Ken Coleman

Ken Coleman covers Southeast Michigan, economic justice and civil rights. He is a former Michigan Chronicle senior editor and served as the American Black Journal segment host on Detroit Public Television. He has written and published four books on black life in Detroit, including Soul on Air: Blacks Who Helped to Define Radio in Detroit and Forever Young: A Coleman Reader. His work has been cited by the Detroit News, Detroit Free Press, History Channel and CNN. Additionally, he was an essayist for the award-winning book, Detroit 1967: Origins, Impacts, Legacies. Ken has served as a spokesperson for the Michigan Democratic Party, Detroit Public Schools, U.S. Sen. Gary Peters and U.S. Rep. Brenda Lawrence. Previously to joining the Advance, he worked for the Detroit Federation of Teachers as a communications specialist.
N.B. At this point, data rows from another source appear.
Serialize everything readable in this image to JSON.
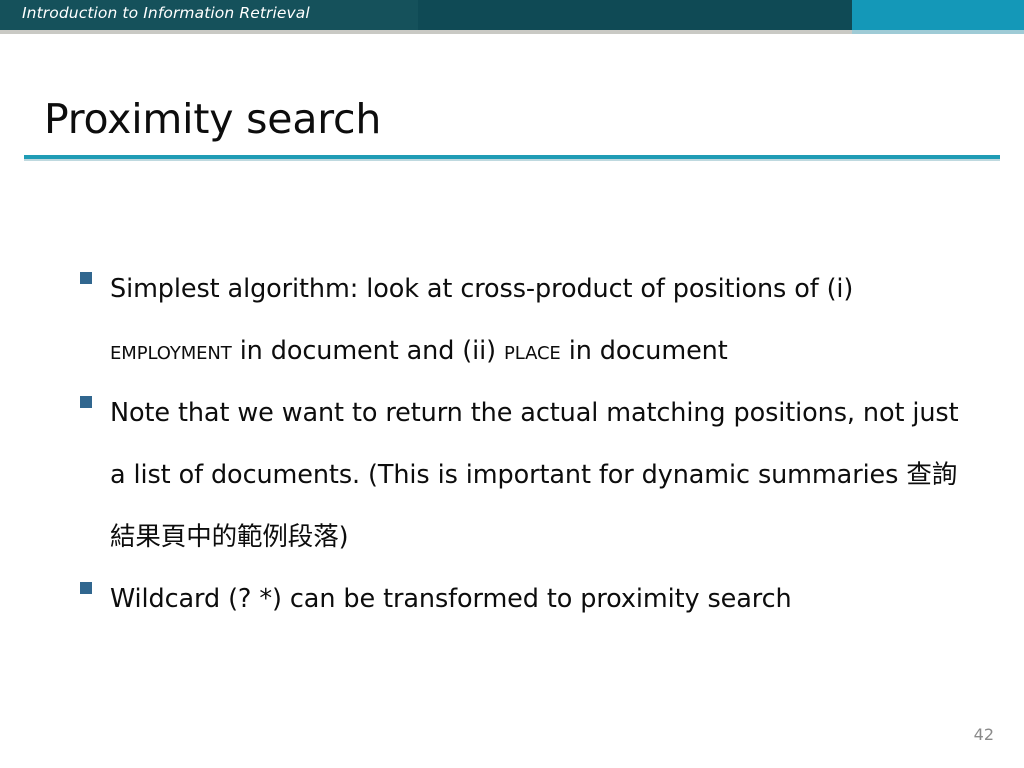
{
  "banner": {
    "title": "Introduction to Information Retrieval",
    "dark_color": "#0f4a55",
    "accent_color": "#1498b8"
  },
  "slide": {
    "title": "Proximity search",
    "rule_color": "#1f9cb5",
    "page_number": "42"
  },
  "bullets": [
    {
      "marker": "square-bullet",
      "segments": [
        {
          "type": "normal",
          "text": "Simplest algorithm: look at cross-product of positions of (i) "
        },
        {
          "type": "smallcaps",
          "text": "Employment"
        },
        {
          "type": "normal",
          "text": " in document and (ii) "
        },
        {
          "type": "smallcaps",
          "text": "Place"
        },
        {
          "type": "normal",
          "text": " in document"
        }
      ],
      "plain": "Simplest algorithm: look at cross-product of positions of (i) EMPLOYMENT in document and (ii) PLACE in document"
    },
    {
      "marker": "square-bullet",
      "segments": [
        {
          "type": "normal",
          "text": "Note that we want to return the actual matching positions, not just a list of documents. (This is important for dynamic summaries "
        },
        {
          "type": "cjk",
          "text": "查詢結果頁中的範例段落"
        },
        {
          "type": "normal",
          "text": ")"
        }
      ],
      "plain": "Note that we want to return the actual matching positions, not just a list of documents. (This is important for dynamic summaries 查詢結果頁中的範例段落)"
    },
    {
      "marker": "square-bullet",
      "segments": [
        {
          "type": "normal",
          "text": "Wildcard (? *) can be transformed to proximity search"
        }
      ],
      "plain": "Wildcard (? *) can be transformed to proximity search"
    }
  ],
  "bullet_color": "#31678f"
}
He is a Historical Society of Michigan trustee and a Big Brothers Big Sisters of Metropolitan Detroit advisory board member.